::: Record set

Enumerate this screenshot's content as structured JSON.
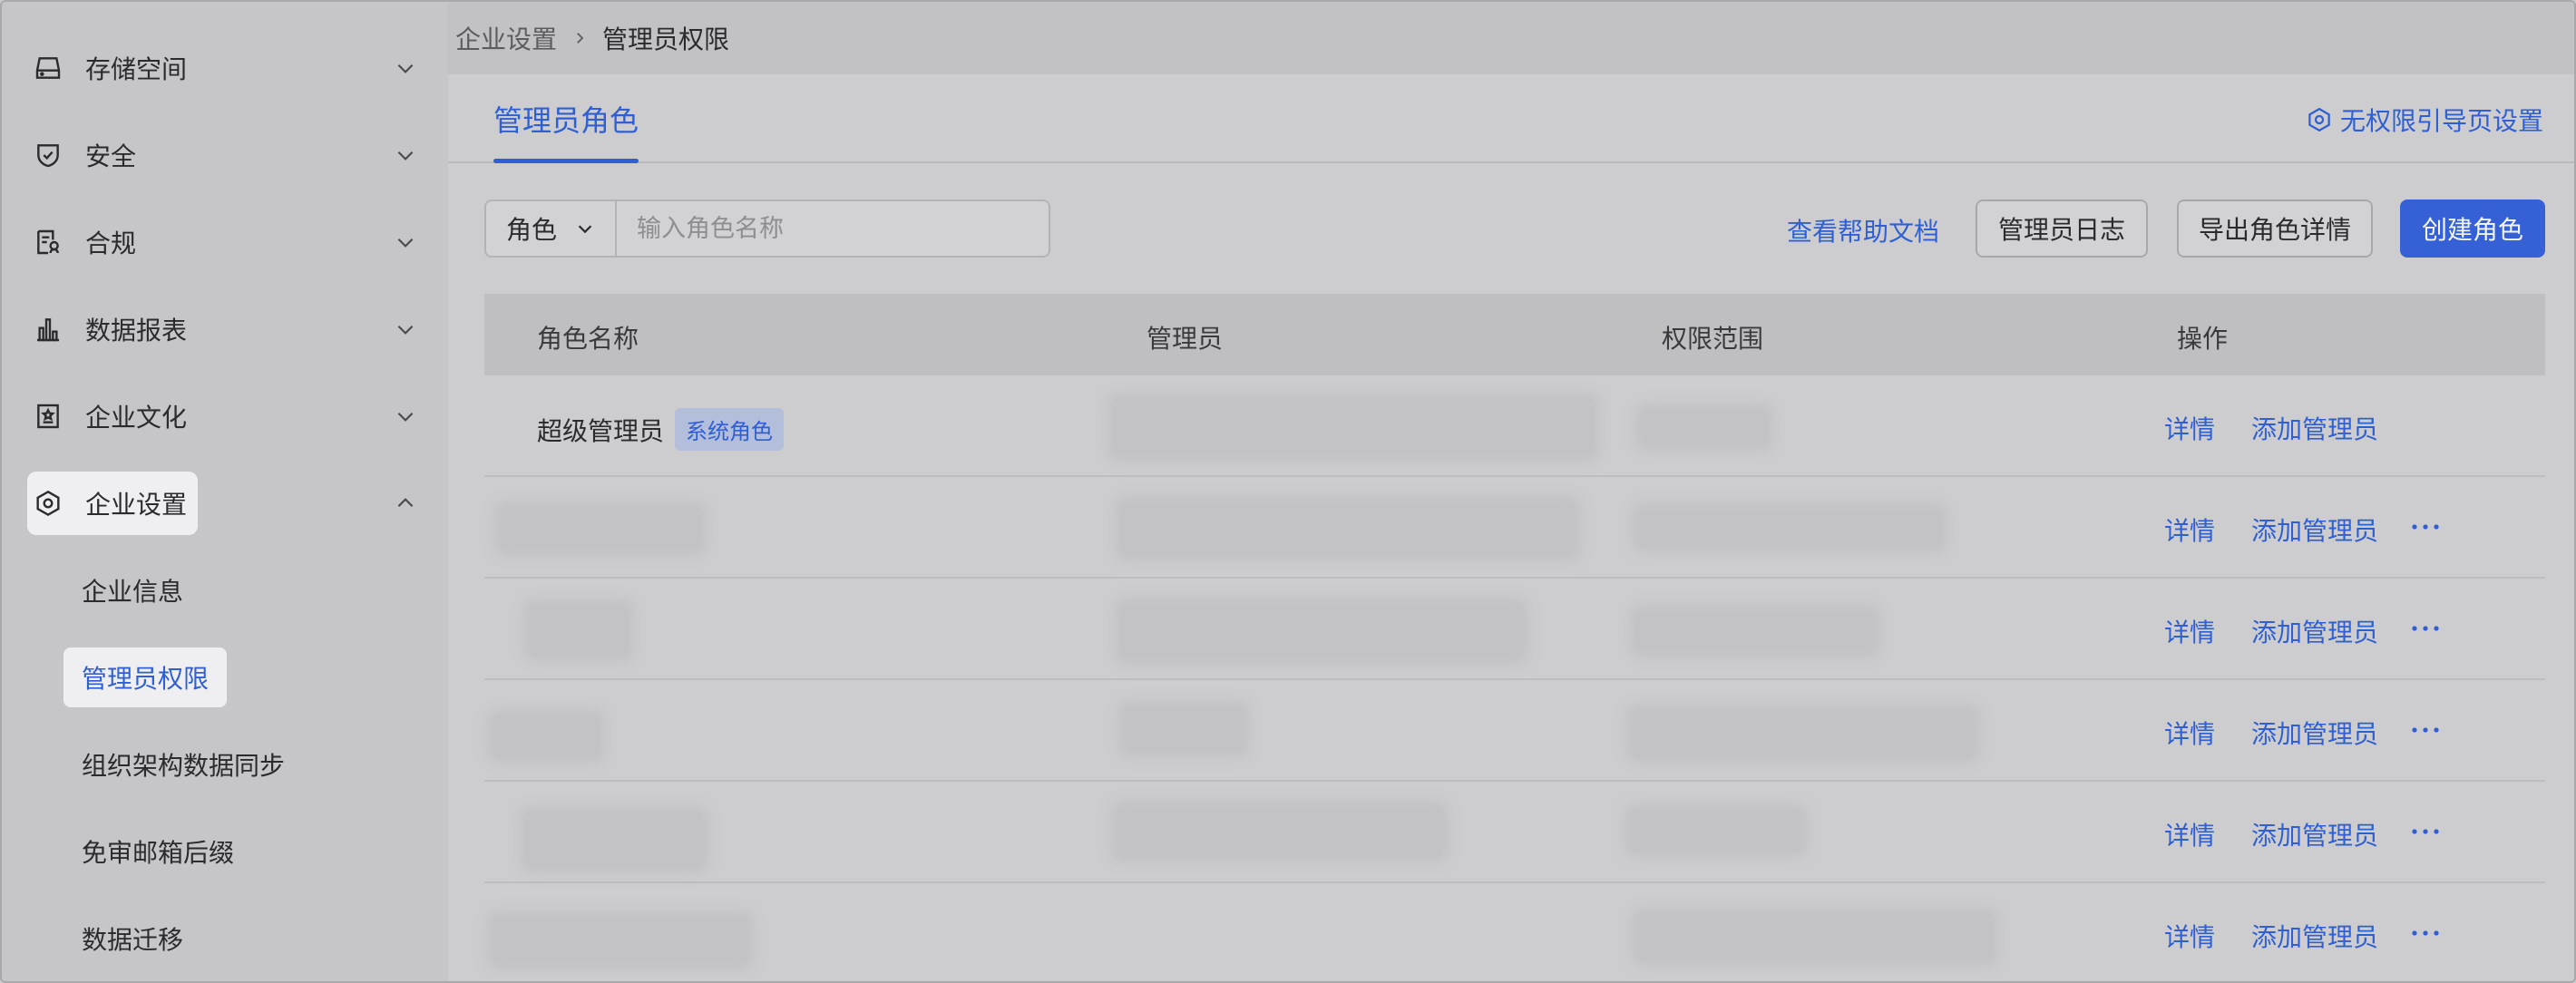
{
  "sidebar": {
    "items": [
      {
        "label": "存储空间",
        "icon": "storage-icon",
        "expanded": false
      },
      {
        "label": "安全",
        "icon": "shield-icon",
        "expanded": false
      },
      {
        "label": "合规",
        "icon": "compliance-icon",
        "expanded": false
      },
      {
        "label": "数据报表",
        "icon": "bar-chart-icon",
        "expanded": false
      },
      {
        "label": "企业文化",
        "icon": "culture-icon",
        "expanded": false
      },
      {
        "label": "企业设置",
        "icon": "hexagon-gear-icon",
        "expanded": true
      }
    ],
    "subitems": [
      {
        "label": "企业信息",
        "selected": false
      },
      {
        "label": "管理员权限",
        "selected": true
      },
      {
        "label": "组织架构数据同步",
        "selected": false
      },
      {
        "label": "免审邮箱后缀",
        "selected": false
      },
      {
        "label": "数据迁移",
        "selected": false
      }
    ]
  },
  "breadcrumb": {
    "parent": "企业设置",
    "current": "管理员权限"
  },
  "tabs": {
    "active": "管理员角色",
    "guide_link": "无权限引导页设置"
  },
  "toolbar": {
    "filter_select": "角色",
    "search_placeholder": "输入角色名称",
    "help_link": "查看帮助文档",
    "log_button": "管理员日志",
    "export_button": "导出角色详情",
    "create_button": "创建角色"
  },
  "table": {
    "headers": {
      "name": "角色名称",
      "admins": "管理员",
      "scope": "权限范围",
      "actions": "操作"
    },
    "first_row": {
      "name": "超级管理员",
      "tag": "系统角色"
    },
    "action_detail": "详情",
    "action_add": "添加管理员"
  },
  "colors": {
    "accent": "#2f5fd4",
    "primary_button": "#3661d6"
  }
}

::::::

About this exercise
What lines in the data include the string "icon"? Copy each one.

Solved exercise
        "icon": "storage-icon",
        "icon": "shield-icon",
        "icon": "compliance-icon",
        "icon": "bar-chart-icon",
        "icon": "culture-icon",
        "icon": "hexagon-gear-icon",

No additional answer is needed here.